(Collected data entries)
• • •

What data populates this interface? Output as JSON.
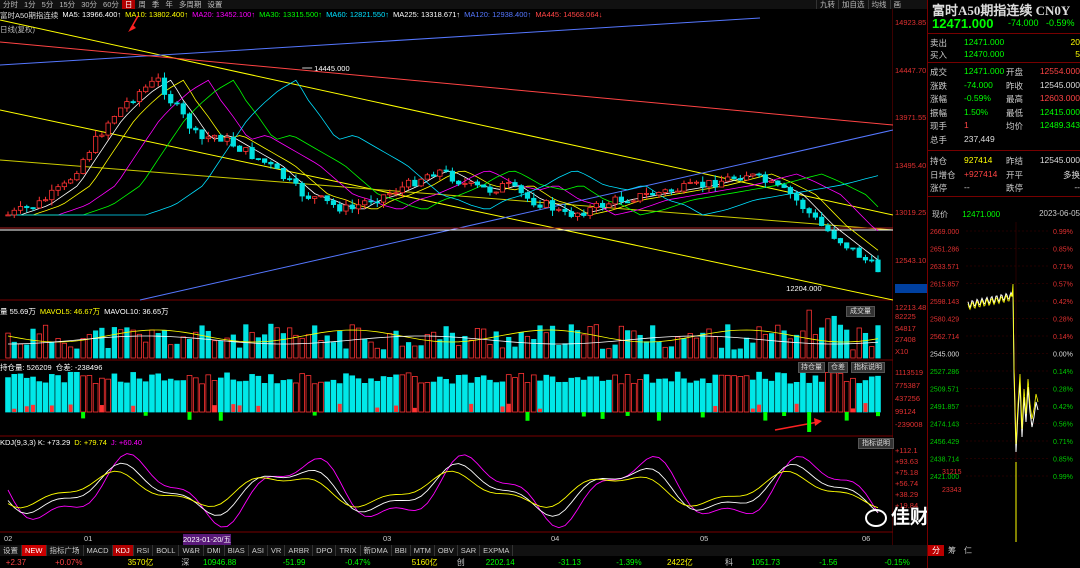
{
  "toolbar": {
    "tabs": [
      "分时",
      "1分",
      "5分",
      "15分",
      "30分",
      "60分",
      "日",
      "周",
      "季",
      "年",
      "多周期",
      "设置"
    ],
    "active_tab": "日",
    "right_tabs": [
      "九转",
      "加自选",
      "均线",
      "画"
    ]
  },
  "ma_legend": [
    {
      "label": "富时A50期指连续",
      "color": "#dddddd"
    },
    {
      "label": "MA5: 13966.400↑",
      "color": "#ffffff"
    },
    {
      "label": "MA10: 13802.400↑",
      "color": "#ffff00"
    },
    {
      "label": "MA20: 13452.100↑",
      "color": "#ff00ff"
    },
    {
      "label": "MA30: 13315.500↑",
      "color": "#00ff00"
    },
    {
      "label": "MA60: 12821.550↑",
      "color": "#00e0ff"
    },
    {
      "label": "MA225: 13318.671↑",
      "color": "#ffffff"
    },
    {
      "label": "MA120: 12938.400↑",
      "color": "#5577ff"
    },
    {
      "label": "MA445: 14568.064↓",
      "color": "#ff4444"
    }
  ],
  "chart_labels": {
    "dayline": "日线(复权)",
    "high_label": "14445.000",
    "low_label": "12204.000"
  },
  "price_axis": [
    "14923.85",
    "14447.70",
    "13971.55",
    "13495.40",
    "13019.25",
    "12543.10",
    "12213.48"
  ],
  "vol_legend": [
    {
      "label": "量 55.69万",
      "color": "#ffffff"
    },
    {
      "label": "MAVOL5: 46.67万",
      "color": "#ffff00"
    },
    {
      "label": "MAVOL10: 36.65万",
      "color": "#ffffff"
    }
  ],
  "vol_axis": [
    "82225",
    "54817",
    "27408",
    "X10"
  ],
  "vol_button": "成交量",
  "oi_legend": [
    {
      "label": "持仓量: 526209",
      "color": "#ffffff"
    },
    {
      "label": "仓差: -238496",
      "color": "#ffffff"
    }
  ],
  "oi_axis": [
    "1113519",
    "775387",
    "437256",
    "99124",
    "-239008"
  ],
  "oi_buttons": [
    "持仓量",
    "仓差",
    "指标说明"
  ],
  "kdj_legend": [
    {
      "label": "KDJ(9,3,3) K: +73.29",
      "color": "#ffffff"
    },
    {
      "label": "D: +79.74",
      "color": "#ffff00"
    },
    {
      "label": "J: +60.40",
      "color": "#ff00ff"
    }
  ],
  "kdj_axis": [
    "+112.1",
    "+93.63",
    "+75.18",
    "+56.74",
    "+38.29",
    "+19.84"
  ],
  "kdj_button": "指标说明",
  "x_dates": [
    {
      "label": "02",
      "x": 4
    },
    {
      "label": "01",
      "x": 84
    },
    {
      "label": "2023-01-20/五",
      "x": 183,
      "highlight": true
    },
    {
      "label": "03",
      "x": 383
    },
    {
      "label": "04",
      "x": 551
    },
    {
      "label": "05",
      "x": 700
    },
    {
      "label": "06",
      "x": 862
    }
  ],
  "bottom_tabs": [
    "设置",
    "NEW",
    "指标广场",
    "MACD",
    "KDJ",
    "RSI",
    "BOLL",
    "W&R",
    "DMI",
    "BIAS",
    "ASI",
    "VR",
    "ARBR",
    "DPO",
    "TRIX",
    "新DMA",
    "BBI",
    "MTM",
    "OBV",
    "SAR",
    "EXPMA"
  ],
  "bottom_active": "KDJ",
  "status_bar": [
    {
      "text": "+2.37",
      "color": "#ff4444"
    },
    {
      "text": "+0.07%",
      "color": "#ff4444"
    },
    {
      "text": "3570亿",
      "color": "#ffff00"
    },
    {
      "text": "深",
      "color": "#ccc"
    },
    {
      "text": "10946.88",
      "color": "#00ff00"
    },
    {
      "text": "-51.99",
      "color": "#00ff00"
    },
    {
      "text": "-0.47%",
      "color": "#00ff00"
    },
    {
      "text": "5160亿",
      "color": "#ffff00"
    },
    {
      "text": "创",
      "color": "#ccc"
    },
    {
      "text": "2202.14",
      "color": "#00ff00"
    },
    {
      "text": "-31.13",
      "color": "#00ff00"
    },
    {
      "text": "-1.39%",
      "color": "#00ff00"
    },
    {
      "text": "2422亿",
      "color": "#ffff00"
    },
    {
      "text": "科",
      "color": "#ccc"
    },
    {
      "text": "1051.73",
      "color": "#00ff00"
    },
    {
      "text": "-1.56",
      "color": "#00ff00"
    },
    {
      "text": "-0.15%",
      "color": "#00ff00"
    },
    {
      "text": "730亿",
      "color": "#ffff00"
    }
  ],
  "side": {
    "title": "富时A50期指连续 CN0Y",
    "price": "12471.000",
    "change": "-74.000",
    "pct": "-0.59%",
    "quotes": [
      {
        "label": "卖出",
        "value": "12471.000",
        "right": "20"
      },
      {
        "label": "买入",
        "value": "12470.000",
        "right": "5"
      }
    ],
    "stats": [
      {
        "l": "成交",
        "v": "12471.000",
        "l2": "开盘",
        "v2": "12554.000",
        "vc": "#00ff00",
        "v2c": "#ff4444"
      },
      {
        "l": "涨跌",
        "v": "-74.000",
        "l2": "昨收",
        "v2": "12545.000",
        "vc": "#00ff00",
        "v2c": "#dddddd"
      },
      {
        "l": "涨幅",
        "v": "-0.59%",
        "l2": "最高",
        "v2": "12603.000",
        "vc": "#00ff00",
        "v2c": "#ff4444"
      },
      {
        "l": "振幅",
        "v": "1.50%",
        "l2": "最低",
        "v2": "12415.000",
        "vc": "#00ff00",
        "v2c": "#00ff00"
      },
      {
        "l": "现手",
        "v": "1",
        "l2": "均价",
        "v2": "12489.343",
        "vc": "#ff4444",
        "v2c": "#00ff00"
      },
      {
        "l": "总手",
        "v": "237,449",
        "l2": "",
        "v2": "",
        "vc": "#dddddd",
        "v2c": "#dddddd"
      }
    ],
    "oi": [
      {
        "l": "持仓",
        "v": "927414",
        "l2": "昨结",
        "v2": "12545.000",
        "vc": "#ffff00",
        "v2c": "#dddddd"
      },
      {
        "l": "日增仓",
        "v": "+927414",
        "l2": "开平",
        "v2": "多换",
        "vc": "#ff4444",
        "v2c": "#dddddd"
      },
      {
        "l": "涨停",
        "v": "--",
        "l2": "跌停",
        "v2": "--",
        "vc": "#dddddd",
        "v2c": "#dddddd"
      }
    ],
    "mini_header": {
      "label": "现价",
      "price": "12471.000",
      "date": "2023-06-05"
    },
    "mini_left": [
      "2669.000",
      "2651.286",
      "2633.571",
      "2615.857",
      "2598.143",
      "2580.429",
      "2562.714",
      "2545.000",
      "2527.286",
      "2509.571",
      "2491.857",
      "2474.143",
      "2456.429",
      "2438.714",
      "2421.000"
    ],
    "mini_right": [
      "0.99%",
      "0.85%",
      "0.71%",
      "0.57%",
      "0.42%",
      "0.28%",
      "0.14%",
      "0.00%",
      "0.14%",
      "0.28%",
      "0.42%",
      "0.56%",
      "0.71%",
      "0.85%",
      "0.99%"
    ],
    "mini_vol": [
      "31215",
      "23343"
    ],
    "mini_tabs": [
      "分",
      "筹",
      "仁"
    ]
  },
  "watermark": "佳财一分钟",
  "series": {
    "candle_seed": 7,
    "colors": {
      "up": "#ff3333",
      "down": "#00e0e0"
    }
  }
}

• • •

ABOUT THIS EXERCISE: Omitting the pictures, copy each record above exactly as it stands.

RESULT OF THE EXERCISE:
What data populates this interface? Output as JSON.
{
  "toolbar": {
    "tabs": [
      "分时",
      "1分",
      "5分",
      "15分",
      "30分",
      "60分",
      "日",
      "周",
      "季",
      "年",
      "多周期",
      "设置"
    ],
    "active_tab": "日",
    "right_tabs": [
      "九转",
      "加自选",
      "均线",
      "画"
    ]
  },
  "ma_legend": [
    {
      "label": "富时A50期指连续",
      "color": "#dddddd"
    },
    {
      "label": "MA5: 13966.400↑",
      "color": "#ffffff"
    },
    {
      "label": "MA10: 13802.400↑",
      "color": "#ffff00"
    },
    {
      "label": "MA20: 13452.100↑",
      "color": "#ff00ff"
    },
    {
      "label": "MA30: 13315.500↑",
      "color": "#00ff00"
    },
    {
      "label": "MA60: 12821.550↑",
      "color": "#00e0ff"
    },
    {
      "label": "MA225: 13318.671↑",
      "color": "#ffffff"
    },
    {
      "label": "MA120: 12938.400↑",
      "color": "#5577ff"
    },
    {
      "label": "MA445: 14568.064↓",
      "color": "#ff4444"
    }
  ],
  "chart_labels": {
    "dayline": "日线(复权)",
    "high_label": "14445.000",
    "low_label": "12204.000"
  },
  "price_axis": [
    "14923.85",
    "14447.70",
    "13971.55",
    "13495.40",
    "13019.25",
    "12543.10",
    "12213.48"
  ],
  "vol_legend": [
    {
      "label": "量 55.69万",
      "color": "#ffffff"
    },
    {
      "label": "MAVOL5: 46.67万",
      "color": "#ffff00"
    },
    {
      "label": "MAVOL10: 36.65万",
      "color": "#ffffff"
    }
  ],
  "vol_axis": [
    "82225",
    "54817",
    "27408",
    "X10"
  ],
  "vol_button": "成交量",
  "oi_legend": [
    {
      "label": "持仓量: 526209",
      "color": "#ffffff"
    },
    {
      "label": "仓差: -238496",
      "color": "#ffffff"
    }
  ],
  "oi_axis": [
    "1113519",
    "775387",
    "437256",
    "99124",
    "-239008"
  ],
  "oi_buttons": [
    "持仓量",
    "仓差",
    "指标说明"
  ],
  "kdj_legend": [
    {
      "label": "KDJ(9,3,3) K: +73.29",
      "color": "#ffffff"
    },
    {
      "label": "D: +79.74",
      "color": "#ffff00"
    },
    {
      "label": "J: +60.40",
      "color": "#ff00ff"
    }
  ],
  "kdj_axis": [
    "+112.1",
    "+93.63",
    "+75.18",
    "+56.74",
    "+38.29",
    "+19.84"
  ],
  "kdj_button": "指标说明",
  "x_dates": [
    {
      "label": "02",
      "x": 4
    },
    {
      "label": "01",
      "x": 84
    },
    {
      "label": "2023-01-20/五",
      "x": 183,
      "highlight": true
    },
    {
      "label": "03",
      "x": 383
    },
    {
      "label": "04",
      "x": 551
    },
    {
      "label": "05",
      "x": 700
    },
    {
      "label": "06",
      "x": 862
    }
  ],
  "bottom_tabs": [
    "设置",
    "NEW",
    "指标广场",
    "MACD",
    "KDJ",
    "RSI",
    "BOLL",
    "W&R",
    "DMI",
    "BIAS",
    "ASI",
    "VR",
    "ARBR",
    "DPO",
    "TRIX",
    "新DMA",
    "BBI",
    "MTM",
    "OBV",
    "SAR",
    "EXPMA"
  ],
  "bottom_active": "KDJ",
  "status_bar": [
    {
      "text": "+2.37",
      "color": "#ff4444"
    },
    {
      "text": "+0.07%",
      "color": "#ff4444"
    },
    {
      "text": "3570亿",
      "color": "#ffff00"
    },
    {
      "text": "深",
      "color": "#ccc"
    },
    {
      "text": "10946.88",
      "color": "#00ff00"
    },
    {
      "text": "-51.99",
      "color": "#00ff00"
    },
    {
      "text": "-0.47%",
      "color": "#00ff00"
    },
    {
      "text": "5160亿",
      "color": "#ffff00"
    },
    {
      "text": "创",
      "color": "#ccc"
    },
    {
      "text": "2202.14",
      "color": "#00ff00"
    },
    {
      "text": "-31.13",
      "color": "#00ff00"
    },
    {
      "text": "-1.39%",
      "color": "#00ff00"
    },
    {
      "text": "2422亿",
      "color": "#ffff00"
    },
    {
      "text": "科",
      "color": "#ccc"
    },
    {
      "text": "1051.73",
      "color": "#00ff00"
    },
    {
      "text": "-1.56",
      "color": "#00ff00"
    },
    {
      "text": "-0.15%",
      "color": "#00ff00"
    },
    {
      "text": "730亿",
      "color": "#ffff00"
    }
  ],
  "side": {
    "title": "富时A50期指连续 CN0Y",
    "price": "12471.000",
    "change": "-74.000",
    "pct": "-0.59%",
    "quotes": [
      {
        "label": "卖出",
        "value": "12471.000",
        "right": "20"
      },
      {
        "label": "买入",
        "value": "12470.000",
        "right": "5"
      }
    ],
    "stats": [
      {
        "l": "成交",
        "v": "12471.000",
        "l2": "开盘",
        "v2": "12554.000",
        "vc": "#00ff00",
        "v2c": "#ff4444"
      },
      {
        "l": "涨跌",
        "v": "-74.000",
        "l2": "昨收",
        "v2": "12545.000",
        "vc": "#00ff00",
        "v2c": "#dddddd"
      },
      {
        "l": "涨幅",
        "v": "-0.59%",
        "l2": "最高",
        "v2": "12603.000",
        "vc": "#00ff00",
        "v2c": "#ff4444"
      },
      {
        "l": "振幅",
        "v": "1.50%",
        "l2": "最低",
        "v2": "12415.000",
        "vc": "#00ff00",
        "v2c": "#00ff00"
      },
      {
        "l": "现手",
        "v": "1",
        "l2": "均价",
        "v2": "12489.343",
        "vc": "#ff4444",
        "v2c": "#00ff00"
      },
      {
        "l": "总手",
        "v": "237,449",
        "l2": "",
        "v2": "",
        "vc": "#dddddd",
        "v2c": "#dddddd"
      }
    ],
    "oi": [
      {
        "l": "持仓",
        "v": "927414",
        "l2": "昨结",
        "v2": "12545.000",
        "vc": "#ffff00",
        "v2c": "#dddddd"
      },
      {
        "l": "日增仓",
        "v": "+927414",
        "l2": "开平",
        "v2": "多换",
        "vc": "#ff4444",
        "v2c": "#dddddd"
      },
      {
        "l": "涨停",
        "v": "--",
        "l2": "跌停",
        "v2": "--",
        "vc": "#dddddd",
        "v2c": "#dddddd"
      }
    ],
    "mini_header": {
      "label": "现价",
      "price": "12471.000",
      "date": "2023-06-05"
    },
    "mini_left": [
      "2669.000",
      "2651.286",
      "2633.571",
      "2615.857",
      "2598.143",
      "2580.429",
      "2562.714",
      "2545.000",
      "2527.286",
      "2509.571",
      "2491.857",
      "2474.143",
      "2456.429",
      "2438.714",
      "2421.000"
    ],
    "mini_right": [
      "0.99%",
      "0.85%",
      "0.71%",
      "0.57%",
      "0.42%",
      "0.28%",
      "0.14%",
      "0.00%",
      "0.14%",
      "0.28%",
      "0.42%",
      "0.56%",
      "0.71%",
      "0.85%",
      "0.99%"
    ],
    "mini_vol": [
      "31215",
      "23343"
    ],
    "mini_tabs": [
      "分",
      "筹",
      "仁"
    ]
  },
  "watermark": "佳财一分钟",
  "series": {
    "candle_seed": 7,
    "colors": {
      "up": "#ff3333",
      "down": "#00e0e0"
    }
  }
}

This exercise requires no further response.